  • Uses some plural words, like toys, birds, and buses
  • Uses a lot of sentences that have 4 or more words.
  • Usually talks easily without repeating syllables or words.

4-5 Years

  • Understands words for order, like first, next, and last.
  • Understands words for time, like yesterday, today, and tomorrow.
  • Follows longer directions, like "Put your pajamas on, brush your teeth, and then pick out a book."
  • Follows classroom directions, like "Draw a circle on your paper around something you eat."
  • Hears and understands most of what is said at home and in school.

4-5 Years

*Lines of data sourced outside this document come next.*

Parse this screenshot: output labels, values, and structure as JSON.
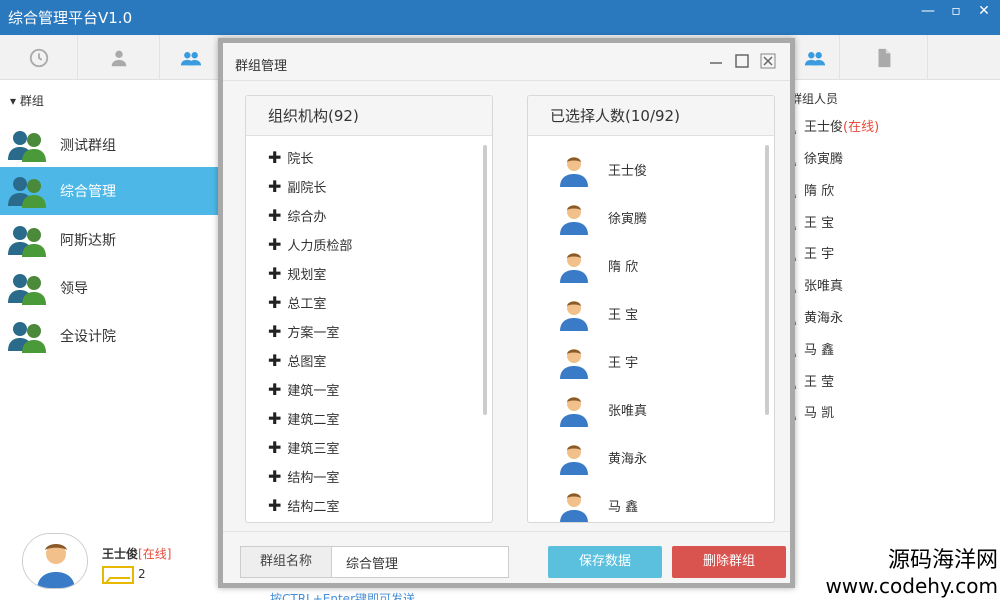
{
  "window": {
    "title": "综合管理平台V1.0"
  },
  "tabs": [
    {
      "icon": "clock-icon"
    },
    {
      "icon": "user-icon"
    },
    {
      "icon": "group-icon"
    },
    {
      "icon": "group-icon"
    },
    {
      "icon": "document-icon"
    }
  ],
  "sidebar": {
    "header": "群组",
    "items": [
      {
        "label": "测试群组",
        "active": false
      },
      {
        "label": "综合管理",
        "active": true
      },
      {
        "label": "阿斯达斯",
        "active": false
      },
      {
        "label": "领导",
        "active": false
      },
      {
        "label": "全设计院",
        "active": false
      }
    ]
  },
  "profile": {
    "name": "王士俊",
    "status": "[在线]",
    "message_count": "2"
  },
  "members": {
    "title": "群组人员",
    "list": [
      {
        "name": "王士俊",
        "status": "(在线)"
      },
      {
        "name": "徐寅腾",
        "status": ""
      },
      {
        "name": "隋 欣",
        "status": ""
      },
      {
        "name": "王 宝",
        "status": ""
      },
      {
        "name": "王 宇",
        "status": ""
      },
      {
        "name": "张唯真",
        "status": ""
      },
      {
        "name": "黄海永",
        "status": ""
      },
      {
        "name": "马 鑫",
        "status": ""
      },
      {
        "name": "王 莹",
        "status": ""
      },
      {
        "name": "马 凯",
        "status": ""
      }
    ]
  },
  "hint": "按CTRL+Enter键即可发送",
  "dialog": {
    "title": "群组管理",
    "org_panel": {
      "title": "组织机构(92)",
      "items": [
        "院长",
        "副院长",
        "综合办",
        "人力质检部",
        "规划室",
        "总工室",
        "方案一室",
        "总图室",
        "建筑一室",
        "建筑二室",
        "建筑三室",
        "结构一室",
        "结构二室"
      ]
    },
    "selected_panel": {
      "title": "已选择人数(10/92)",
      "items": [
        "王士俊",
        "徐寅腾",
        "隋 欣",
        "王 宝",
        "王 宇",
        "张唯真",
        "黄海永",
        "马 鑫"
      ]
    },
    "footer": {
      "name_label": "群组名称",
      "name_value": "综合管理",
      "save_label": "保存数据",
      "delete_label": "删除群组"
    }
  },
  "watermark": {
    "line1": "源码海洋网",
    "line2": "www.codehy.com"
  },
  "colors": {
    "titlebar": "#2a78be",
    "active": "#4db8e8",
    "save": "#5bc0de",
    "delete": "#d9534f",
    "online": "#e74c3c"
  }
}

  • Says all speech sounds in words. May make mistakes on sounds that are harder to say, like l, s, r, v, z, ch, sh, th.
  • Responds to "What did you say?"
  • Talks without repeating sounds or words most of the time.
  • Names letters and numbers.
  • Uses sentences that have more than 1 action word, likejump, play, and get. May make some mistakes, like "Zach got 2 video games, but I got one."
  • Tells a short story.
  • Keeps a conversation going.
  • Talks in different ways depending on the listener and place. May use short sentences with younger children or talk louder outside than inside.

Source: http://www.asha.org/public/speech/development/01/

If a person is said to have any of the above mentioned problem or disorder it is necessary to consult a Speech Language Pathologist and get diagnosed.